They are providing IaaS (primarily Windows Datacenter, RDS, SQL Enterprise). Has license mobility for end customer dedicated VM environments. He dabbles a bit in VDI but is so frustrated because it is NEVER allowed in SPLA the way they want to provide it.
Current Price Structure
Hosting Delight reports over 30,000 (USD) a month in licensing reported to their Reseller. Hosting Delight earns roughly 20% in the margin (including licensing costs and support).
2021 Price Structure
Without doing anything, his cost is going up on all Windows Server and RDS deployments, making up over half of their reported revenue. Ultimately this is DECREASING his margin between 5-10% for each customer.
2022 Price Structure with SPLA Man
I sat down with Hosting Delight and did a quick summary. It turned out they were paying more for his licenses than other providers. Not all providers charge the same, which had some impact but did not paint the entire picture.
I also analyzed what they are reporting on a product-by-product basis. I was able to save them 10% on their licensing. This was great news; the price increase had little to no impact on their business.
How was I able to save them?

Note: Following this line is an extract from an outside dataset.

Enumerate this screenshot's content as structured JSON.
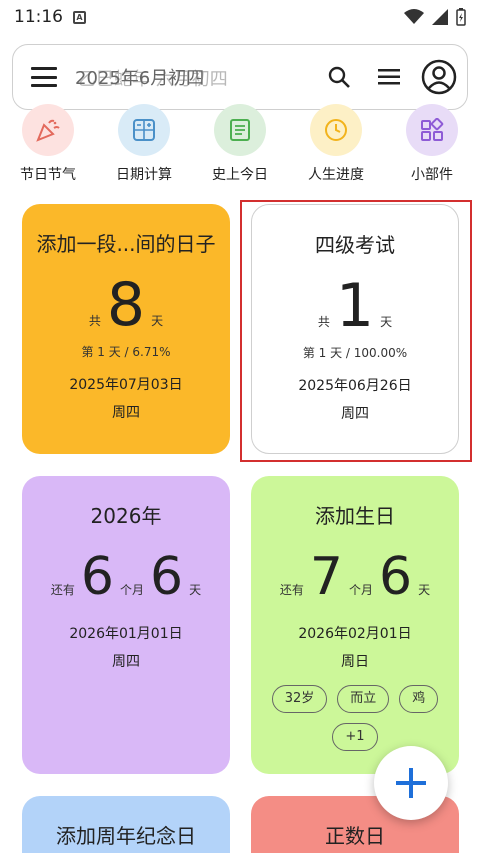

First, I worked in the SPLA Reseller space for over 20 years and know how the pricing model works in SPLA and other programs. Secondly, this provider (Hosting Delight) kept reporting the same thing month in and month out. They had an Excel file, the engineer submitted what they thought was accurate to an office manager, and the office manager reported to the Reseller. Sound familiar? I thought so.
The problem with this strategy wasn’t necessarily compliance; the issue was no one was considering licensing optimization. I hate the word “optimization,” but it is true. (I also hate the word “transformation” for the record, but it is what it is). Here is a brief of what we did.

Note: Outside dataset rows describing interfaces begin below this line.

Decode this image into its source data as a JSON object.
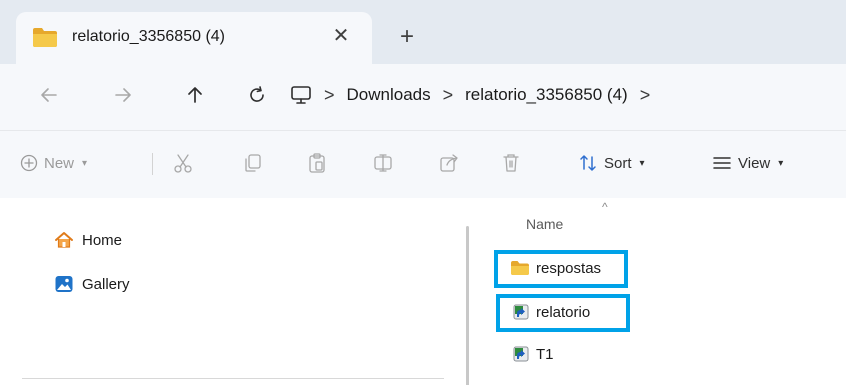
{
  "window": {
    "tab_title": "relatorio_3356850 (4)",
    "tab_close_glyph": "✕",
    "new_tab_glyph": "+",
    "tab_icon": "folder-icon"
  },
  "navigation": {
    "back_icon": "arrow-left-icon",
    "forward_icon": "arrow-right-icon",
    "up_icon": "arrow-up-icon",
    "refresh_icon": "refresh-icon",
    "monitor_icon": "this-pc-icon",
    "breadcrumbs": [
      "Downloads",
      "relatorio_3356850 (4)"
    ],
    "separator": ">"
  },
  "commandbar": {
    "new_label": "New",
    "sort_label": "Sort",
    "view_label": "View",
    "icons": [
      "cut-icon",
      "copy-icon",
      "paste-icon",
      "rename-icon",
      "share-icon",
      "delete-icon"
    ]
  },
  "sidebar": {
    "items": [
      {
        "label": "Home",
        "icon": "home-icon"
      },
      {
        "label": "Gallery",
        "icon": "gallery-icon"
      }
    ]
  },
  "filelist": {
    "column_header": "Name",
    "items": [
      {
        "name": "respostas",
        "icon": "folder-icon",
        "highlighted": true
      },
      {
        "name": "relatorio",
        "icon": "shortcut-file-icon",
        "highlighted": true
      },
      {
        "name": "T1",
        "icon": "shortcut-file-icon",
        "highlighted": false
      }
    ]
  },
  "colors": {
    "highlight": "#00a2e8",
    "folder": "#f2c14e",
    "chrome_background": "#e4eaf1"
  }
}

- We set up security rules for SAL-based RDS licensing – restricting user access to server workloads. Remember, it is not who accesses but who HAS access. So frustrating.
- For SQL workloads, we noticed many servers were passive, yet they were paying for those passive instances. We changed the server’s name to “passive” for easy trackability and to take advantage of active/passive use rights.
- We consolidated VMs and Host machines and advised them to report SQL Enterprise instead. Yes, SQL Enterprise is super expensive, but it allows unlimited VMs and is one of the few products NOT going up in price next year.
- For Windows Server, we offered VDI through the Windows Server GUI instead of Windows 10. This provided a VDI type offering, something they had been considering for a very long time.
It is easy for an organization to say, “we will save you money,” but NO ONE has a website dedicated specifically to SPLA Licensing. I know how SPLA pricing works, how Resellers work, and how your competitors price their hosting environment.
Please don’t wait for the price increase; let’s start having the conversation now. You can email me at email@example.com or check out www.mscloudlicensing.com (SPLA Man sister website). Let’s optimize your SPLA Reporting transformation. Ugh. There I go again!
Thanks for reading,